Sun
January 10, 2007

Surge in Arrests Has Courts Scrambling

BY BRADLEY HOPE
Staff Reporter of the Sun

A change in police policy has caused a 22% surge in arrests across the city compared to last year, and courts are scrambling to keep up the pace, officials said yesterday.

At the start of the year, the police department removed internal caps on overtime spending because, a police spokesman said, officials want officers to feel comfortable making arrests any time during their shifts.

Traditionally, officers have been wary of making arrests near the end of their tour because the arrest process is time-consuming, and without overtime pay, not worth the time. Under the old system, any hours worked beyond the overtime cap would add to an officer's vacation time.

"Police officers are expected to make arrests when arrests are warranted," a police spokesman, Deputy Commissioner Paul Browne, said. "The issue was addressed recently because we didn't want officers to misinterpret police department efforts to discourage overtime abuses as a bar against incurring overtime for arrests."

The end of the overtime caps was first reported in the New York Post.

From January 1 to January 7, officers made 8,402 arrests across the city compared with 6,901 during the same period in 2006. Officers in the 48th, 62nd, and 107th precincts doubled the number of arrests compared to 2006, and several precincts increased arrests by more than 50%. Many of the arrests were made by the detective's, organized crime control, and narcotics bureaus. Police statistics show crime complaints are down more than 3% for the same period.

Criminal courts in every borough except Staten Island were so full of detainees over the weekend that additional parts were opened and extra staff summoned, a spokesman for the Office of Court Administration, David Bookstaver, said.

"Our system has been strained," a spokesman for the Bronx District Attorney's office, Steven Reed, said. "We've had to use a lot of overtime. We've been swamped."

The Bronx had 455 more arrests last week than for the same period in 2006, a 28% increase.

Representatives for the Manhattan, Brooklyn, and Queens district attorneys also reported rises in the number of arraignments coming through the courts.

"We're planning on sitting down and talking with the police and the courts to come up with a plan in case this becomes a permanent situation," a spokesman for the Queens District Attorney's office, Kevin Ryan, said.

The president of the Patrolmen's Benevolent Association, Patrick Lynch, said in a statement that the policy change was "a direct result of the NYPD's recruitment and retention crisis, which exists because the city refuses to pay officers a competitive salary."

A professor of police science at John Jay College of Criminal Justice, Eugene O'Donnell said: "It's a de facto raise, without giving them a raise. Without the caps they can make 20 or 30 grand in overtime."

The caps were originally put in place to help the department meet its overtime spending budget, which has been a chronic problem over the years, budget analysts said.
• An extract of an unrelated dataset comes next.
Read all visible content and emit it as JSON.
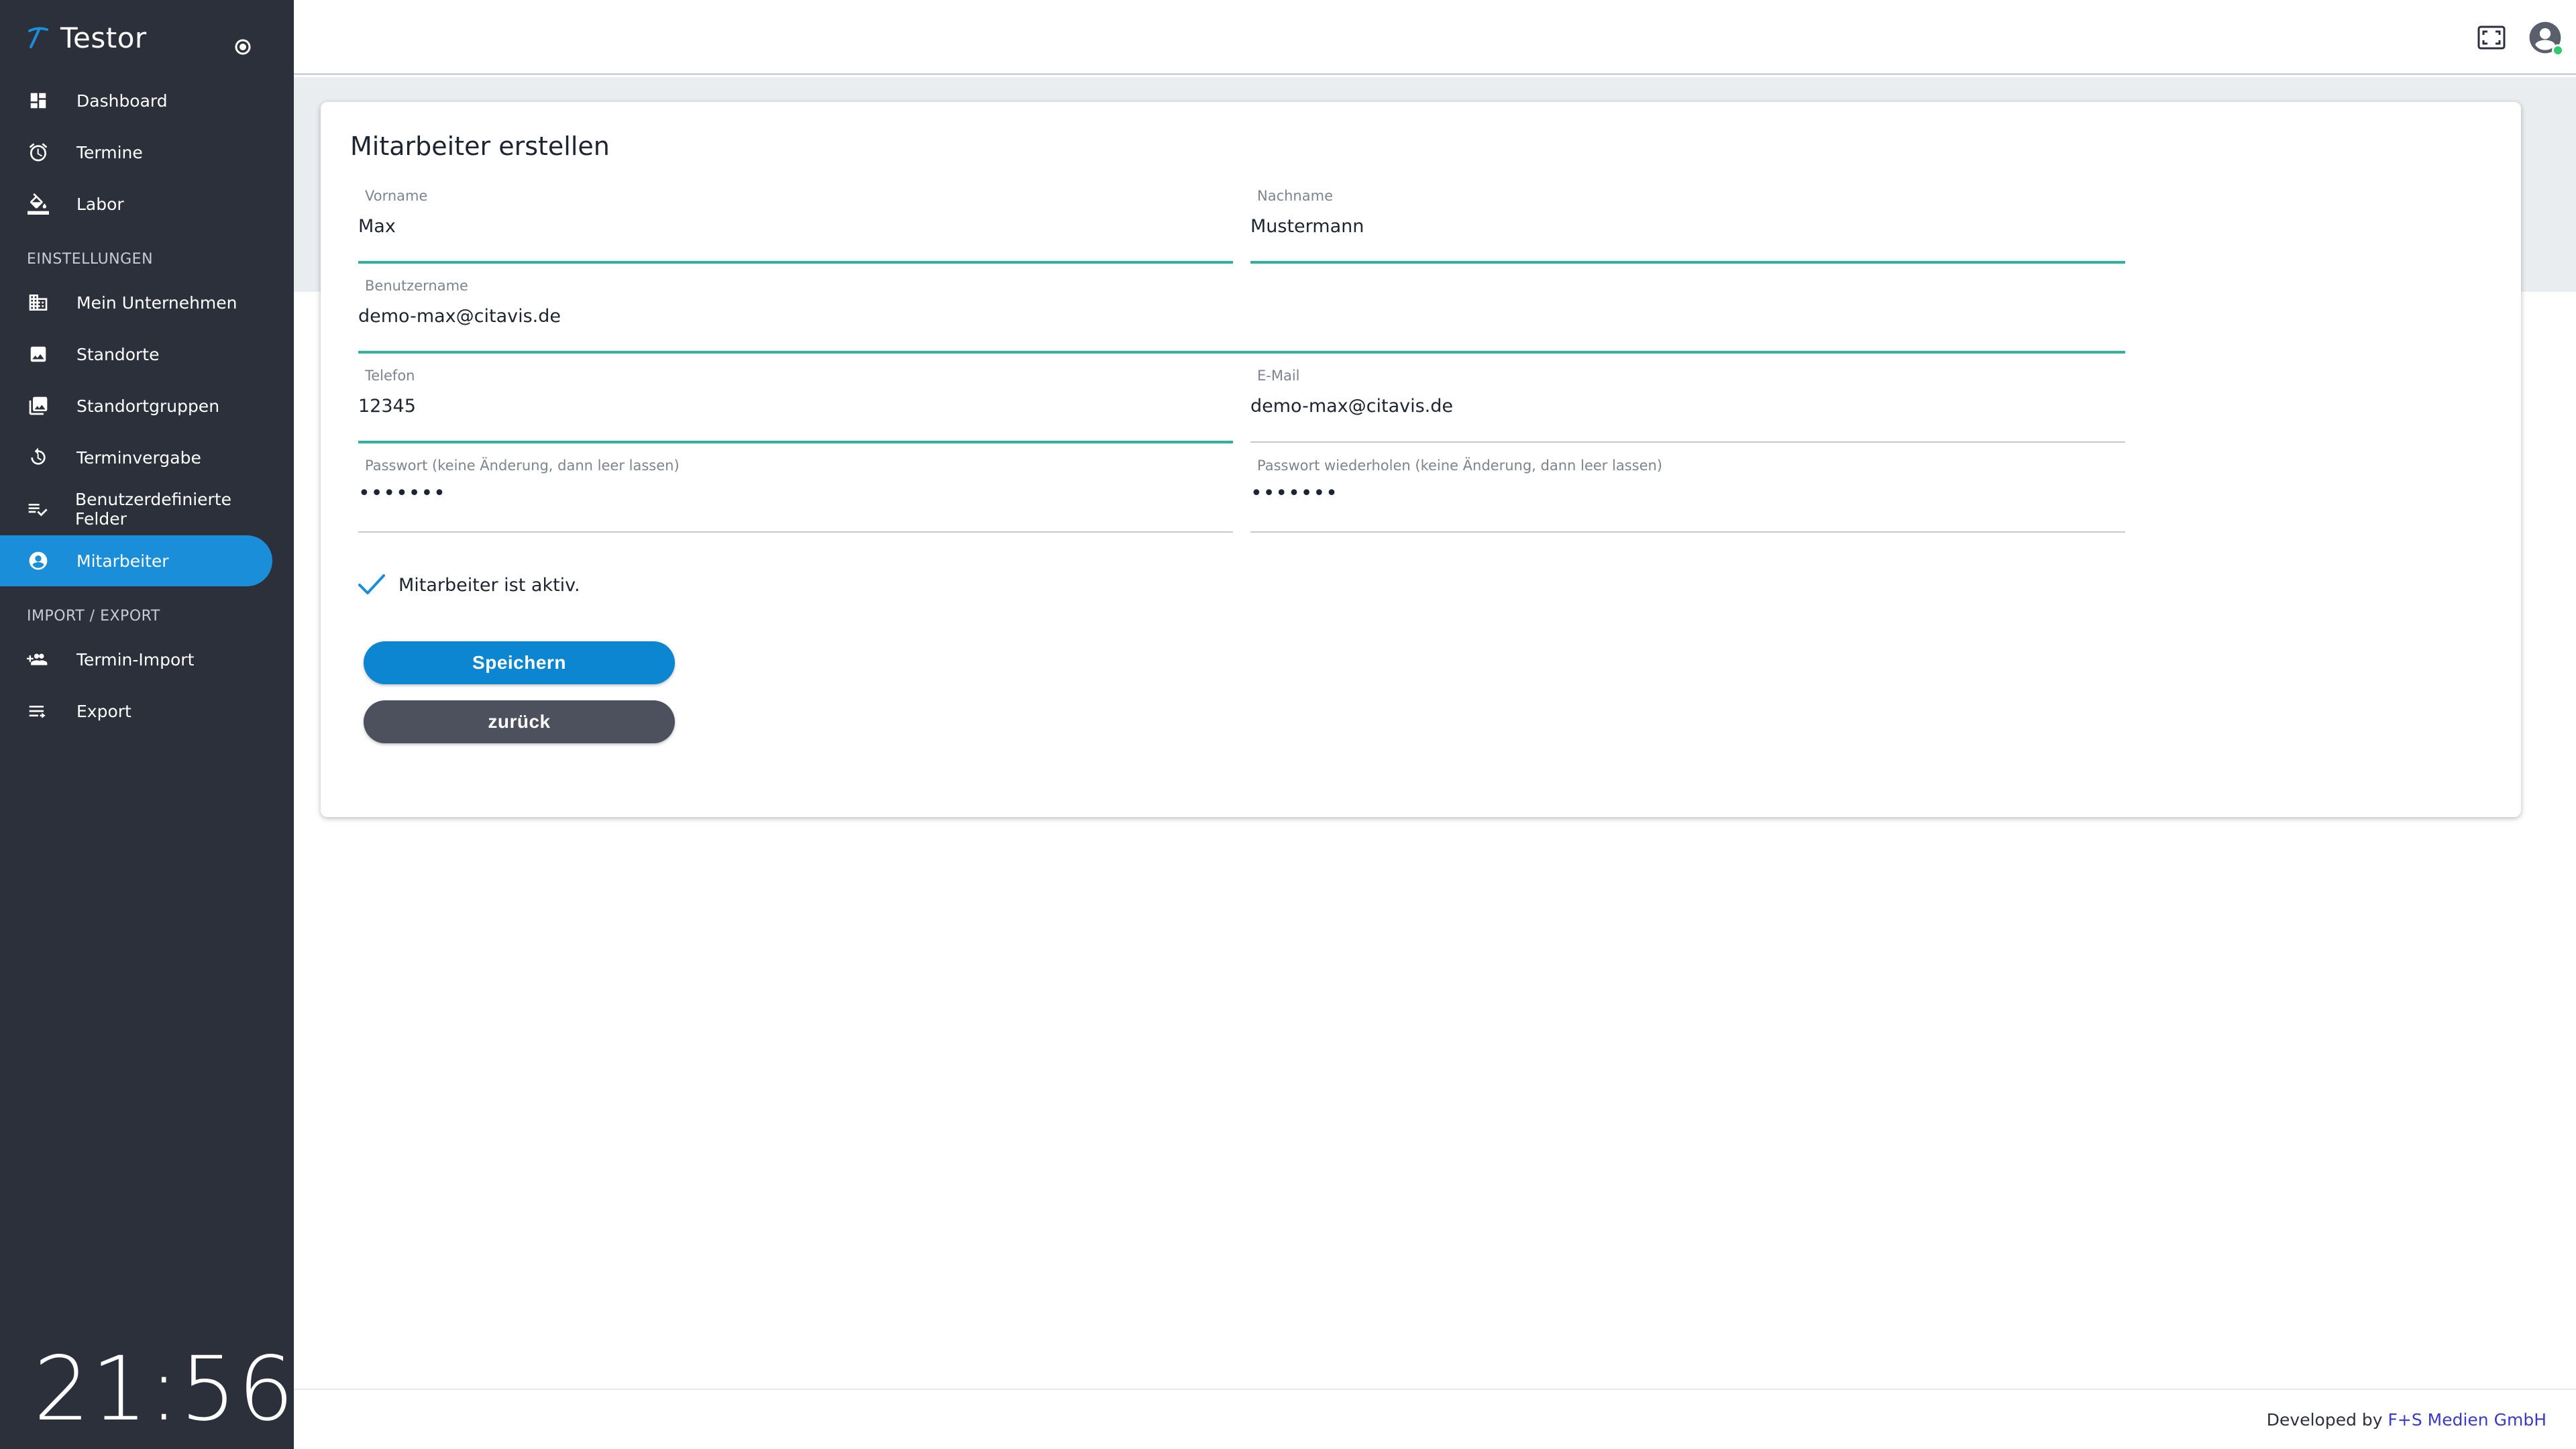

Last year the department spent $151 million more than the about $260 million budgeted for overtime.

"Overtime is troubling in that it is a number that goes up every year, despite assurances that the police department will bring the number under control," a city councilmember and chairman of the public safety committee, Peter Vallone Jr., said.

If overtime use increases dramatically this year, it could mean the city will have to pay higher pension costs because an officer's total wages from their final year on the job are used to calculate pensions, the deputy research director of the Citizen's Budget Commission, Elizabeth Lynam, said.